Eric Schmidt of Google rolled in late and solicited opinions at the bar Tuesday night. He has perhaps the most at stake. Several people buttonholed Gordon Crawford of Capital Research, one of Yahoo’s largest shareholders and a recent critic of the company. Mario Gabelli, another conference regular, chatted people up in the hallway.
A barbecue dinner – after a hay ride on a horse-drawn carriage – featured a group of big-media heavies: members of the Murdoch family, Robert Iger of The Walt Disney Company and Sir Howard Stringer of Sony. The dinner topics included the Microsoft-Yahoo battle.
The early verdict? The emerging consensus is that Yahoo shareholders may be prepared to take even less than the $33 per share previously proposed by Microsoft, with some whispering that they might even accept as little as $31.50 per share. And the feeling is that Carl Icahn, the activist investor who wants Yahoo to sell itself to Microsoft, would be likely to accept at such prices.
“He just needs a number that starts with a three,” one mogul said of Mr. Icahn, who paid about $25 a share for his Yahoo stake.
It’s worth noting that Bill Miller of Legg Mason, another power broker in the feud over Yahoo, is also here in Sun Valley. He runs mutual funds that own more than 5 percent of Yahoo’s stock, making him a key constituent as Mr. Icahn tries to rally support for his attempt to oust Yahoo’s board.
Reuters asked Mr. Miller whether or not he would support Mr. Icahn, and his reply also came with a number attached — one that starts with a three, incidentally: “The difficulty with Icahn is he’d have more shareholder support if he would say he wouldn’t sell the company for less than $33.”
But there’s a catch: Everyone seems to agree that Mr. Icahn will have a hard time overthrowing Yahoo’s board without a firm commitment from Microsoft’s Steve Ballmer about the price he is willing to pay. “Steve is just toying with Jerry,” one participant said of Mr. Ballmer’s statement Monday suggesting he would be interested in negotiating a deal — either to buy the entire company or to buy its search business — with a new Icahn-backed board. “It’s a no-lose.
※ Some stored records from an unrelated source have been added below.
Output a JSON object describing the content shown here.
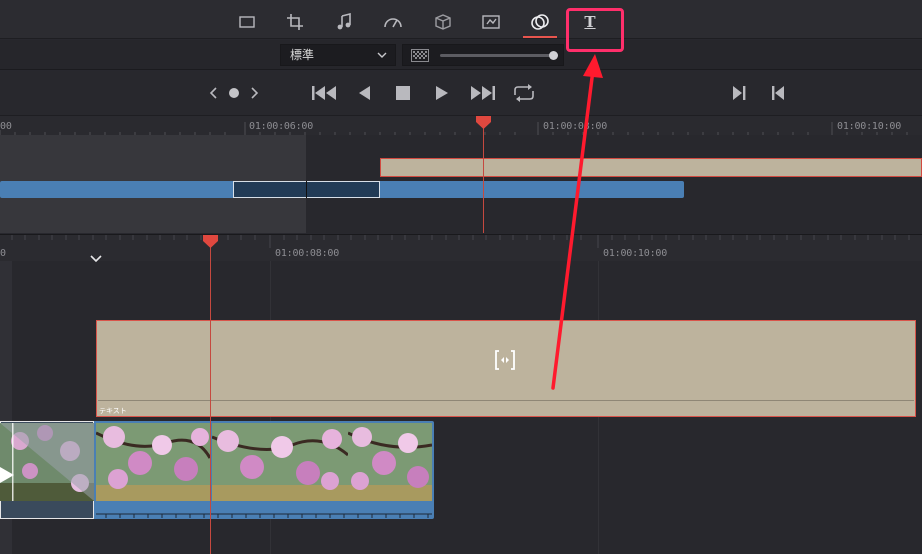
{
  "inspector": {
    "tools": [
      {
        "name": "transform-tool",
        "icon": "transform-icon"
      },
      {
        "name": "crop-tool",
        "icon": "crop-icon"
      },
      {
        "name": "audio-tool",
        "icon": "music-note-icon"
      },
      {
        "name": "speed-tool",
        "icon": "speedometer-icon"
      },
      {
        "name": "3d-tool",
        "icon": "cube-icon"
      },
      {
        "name": "stabilize-tool",
        "icon": "stabilize-icon"
      },
      {
        "name": "color-tool",
        "icon": "color-circles-icon",
        "active": true
      },
      {
        "name": "text-tool",
        "icon": "text-T-icon",
        "highlighted": true
      }
    ],
    "text_tool_label": "T"
  },
  "view_select": {
    "value": "標準"
  },
  "mini_timeline": {
    "timecodes": [
      "00",
      "01:00:06:00",
      "01:00:08:00",
      "01:00:10:00"
    ]
  },
  "main_timeline": {
    "timecodes": [
      "0",
      "01:00:08:00",
      "01:00:10:00"
    ],
    "text_clip_label": "テキスト"
  },
  "colors": {
    "accent": "#e8554e",
    "highlight": "#ff2f6b",
    "text_clip": "#bdb39d",
    "video_clip": "#4a7fb4",
    "playhead": "#e0483f"
  }
}
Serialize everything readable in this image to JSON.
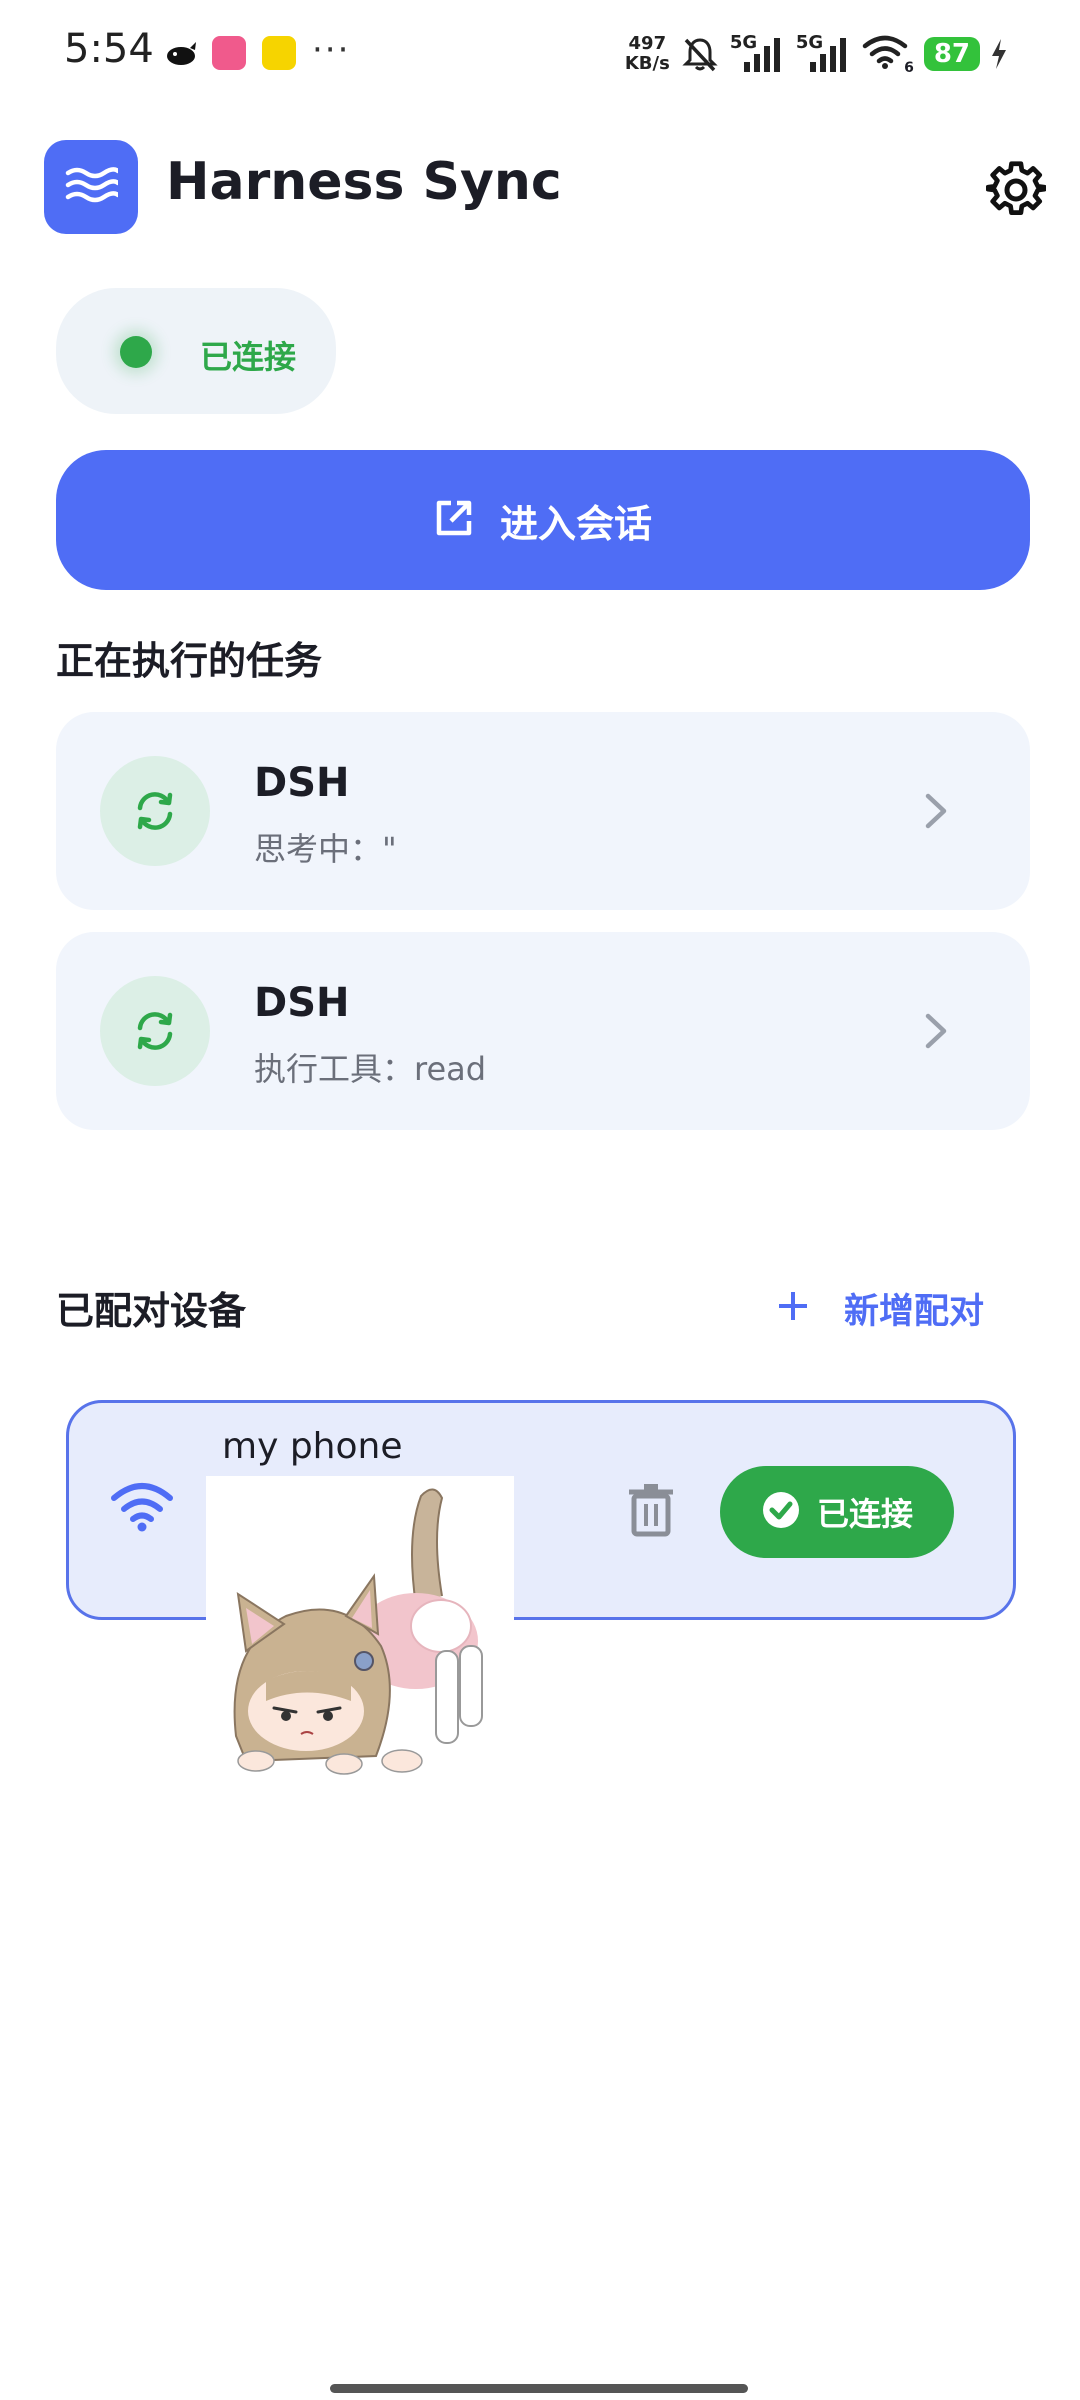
{
  "status_bar": {
    "time": "5:54",
    "net_speed_value": "497",
    "net_speed_unit": "KB/s",
    "signal1_label": "5G",
    "signal2_label": "5G",
    "wifi_badge": "6",
    "battery": "87",
    "icons": [
      "whale-app-icon",
      "bilibili-app-icon",
      "emoji-app-icon",
      "mute-bell-icon",
      "signal-icon",
      "wifi-icon",
      "charging-icon"
    ]
  },
  "header": {
    "title": "Harness Sync",
    "logo_icon": "waves-icon",
    "settings_icon": "gear-icon",
    "brand_color": "#4f6df5"
  },
  "connection": {
    "label": "已连接",
    "color": "#2ea84a"
  },
  "primary_action": {
    "label": "进入会话",
    "icon": "open-external-icon"
  },
  "tasks": {
    "title": "正在执行的任务",
    "items": [
      {
        "name": "DSH",
        "status": "思考中：\"",
        "icon": "sync-icon"
      },
      {
        "name": "DSH",
        "status": "执行工具：read",
        "icon": "sync-icon"
      }
    ]
  },
  "devices": {
    "title": "已配对设备",
    "add_label": "新增配对",
    "items": [
      {
        "name": "my phone",
        "status_label": "已连接",
        "icon": "wifi-icon"
      }
    ]
  }
}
He’s creating optionality for himself.”
The way a group of moguls see it, Mr. Ballmer may be “playing” Mr. Icahn. “Do you really think Microsoft will pay $33 if Carl wins the board? Of course not.”